I left the talk feeling quite happy and inspired and I was pleased that John Bemelmans Marciano signed my book. I told him what an inspiration his grandfather was to me, which I'm sure he hears a lot, and what a beautiful job he did with Bemelmans, the Life and Art of Madeline's Creator that he wrote about him. This is a marvelous book and presents Ludwig Bemelmans biography in a unique creative way that seems perfect for his life. He was fascinating and multi-talented, writing for both children and adults, creating illustrations and fine art until the day he died. This is well written and filled with old photographs, sketches and work I'd never seen before.
It was a great pleasure to meet John and learn that he lives over here in Red Hook with his wife, daughter & two cats :)
Meanwhile, this month has been full of kids-related events and work. My most recent scenic jobs were fun-filled and neither involved sanding or dragging 10' ladders around!
Below are tiles for a commercial that 4 of us painted to appear as if young children had made them. Of course, there was no time to actually paint and fire up a kiln, so we used a urethane binder with pigments from Guerra Art Supply to get that painted tile look. In the end, we made about 300.
We worked in Danny's shop, Artificial Reality, and here he shows off one of the many fish he caught over the weekend on Long Island where he lives. Feeling generous, Danny gave Bryon a couple to take home to gut and filet for his wife. It was their anniversary and nothing spells romance like fish guts and a nice bottle of wine, of course ;)
Last week we painted cool graphics and hung vinyl letters for Nickelodeon's World Wide Day of Play...
It was a hot day but a great location on 72nd along the Hudson. I rarely make it above 23rd Street, so it's fortunate that some jobs take me out of my comfort areas ;)
Above, scenics prepare to get started, slowly, but surely...
Several had trouble finding the entrance under the highway and my train decided to run express from 59th St to125th.
We finished pretty late, but the worst part of the entire day had been a sound check that went on next to our set. It must have been the longest in history and possibly the worst pop song ever performed by a minor (that's saying a lot I know).
However, it all paid off when a production assistant drove us up the hill and across Riverside Drive to our car on the back of a golf cart. This wasn't your average golf cart, more like a mini-flatbed truck and really really slow!
Above is September's If I Were A Toy door. I went for a "Back to School" theme, forgot to share it until now and it's about to go scary for Halloween!!

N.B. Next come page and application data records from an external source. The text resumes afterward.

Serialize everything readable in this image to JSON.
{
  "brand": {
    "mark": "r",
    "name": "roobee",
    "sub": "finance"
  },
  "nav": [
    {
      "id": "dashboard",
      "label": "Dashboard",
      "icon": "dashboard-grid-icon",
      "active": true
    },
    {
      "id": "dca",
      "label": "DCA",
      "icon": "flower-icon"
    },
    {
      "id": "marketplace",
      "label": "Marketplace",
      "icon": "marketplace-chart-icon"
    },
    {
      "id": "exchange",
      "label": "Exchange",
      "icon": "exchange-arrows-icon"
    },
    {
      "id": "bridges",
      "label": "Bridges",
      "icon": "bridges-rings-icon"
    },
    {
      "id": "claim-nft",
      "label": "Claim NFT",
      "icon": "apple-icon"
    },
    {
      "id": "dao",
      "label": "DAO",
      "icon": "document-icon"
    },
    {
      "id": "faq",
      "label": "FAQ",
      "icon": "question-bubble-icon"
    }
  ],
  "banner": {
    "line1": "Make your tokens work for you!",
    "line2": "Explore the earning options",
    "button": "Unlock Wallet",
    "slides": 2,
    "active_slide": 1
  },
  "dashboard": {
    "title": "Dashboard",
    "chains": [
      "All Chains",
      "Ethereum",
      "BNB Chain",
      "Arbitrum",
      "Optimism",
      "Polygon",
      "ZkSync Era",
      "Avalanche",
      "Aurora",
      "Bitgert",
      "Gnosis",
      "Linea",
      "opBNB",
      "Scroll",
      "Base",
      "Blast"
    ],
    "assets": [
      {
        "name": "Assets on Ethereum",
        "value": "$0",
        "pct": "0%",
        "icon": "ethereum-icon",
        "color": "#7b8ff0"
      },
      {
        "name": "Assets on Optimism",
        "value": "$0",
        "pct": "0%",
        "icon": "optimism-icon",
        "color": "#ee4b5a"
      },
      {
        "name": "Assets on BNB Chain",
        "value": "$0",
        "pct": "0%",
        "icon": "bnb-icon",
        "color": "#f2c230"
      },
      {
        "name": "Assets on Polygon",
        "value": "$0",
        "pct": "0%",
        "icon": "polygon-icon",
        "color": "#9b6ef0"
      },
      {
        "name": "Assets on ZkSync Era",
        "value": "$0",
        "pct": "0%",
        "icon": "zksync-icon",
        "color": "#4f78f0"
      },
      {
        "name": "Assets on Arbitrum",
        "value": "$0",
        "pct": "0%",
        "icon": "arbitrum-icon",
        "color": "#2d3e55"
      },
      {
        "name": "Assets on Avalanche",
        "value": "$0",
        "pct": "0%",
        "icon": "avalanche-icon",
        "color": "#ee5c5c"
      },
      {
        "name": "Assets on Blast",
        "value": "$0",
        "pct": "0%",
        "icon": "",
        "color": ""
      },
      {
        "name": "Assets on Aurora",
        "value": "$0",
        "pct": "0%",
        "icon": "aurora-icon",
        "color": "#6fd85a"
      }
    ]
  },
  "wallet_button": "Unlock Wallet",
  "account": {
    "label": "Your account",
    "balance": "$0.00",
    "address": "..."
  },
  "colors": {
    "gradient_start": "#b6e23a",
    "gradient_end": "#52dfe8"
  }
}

Thanks for stopping by! Don't forget to check out Papel NY and visit the Brooklyn Public Library. Illustrators will be reading from their books and discussing illustrations through November. Click here to see a schedule.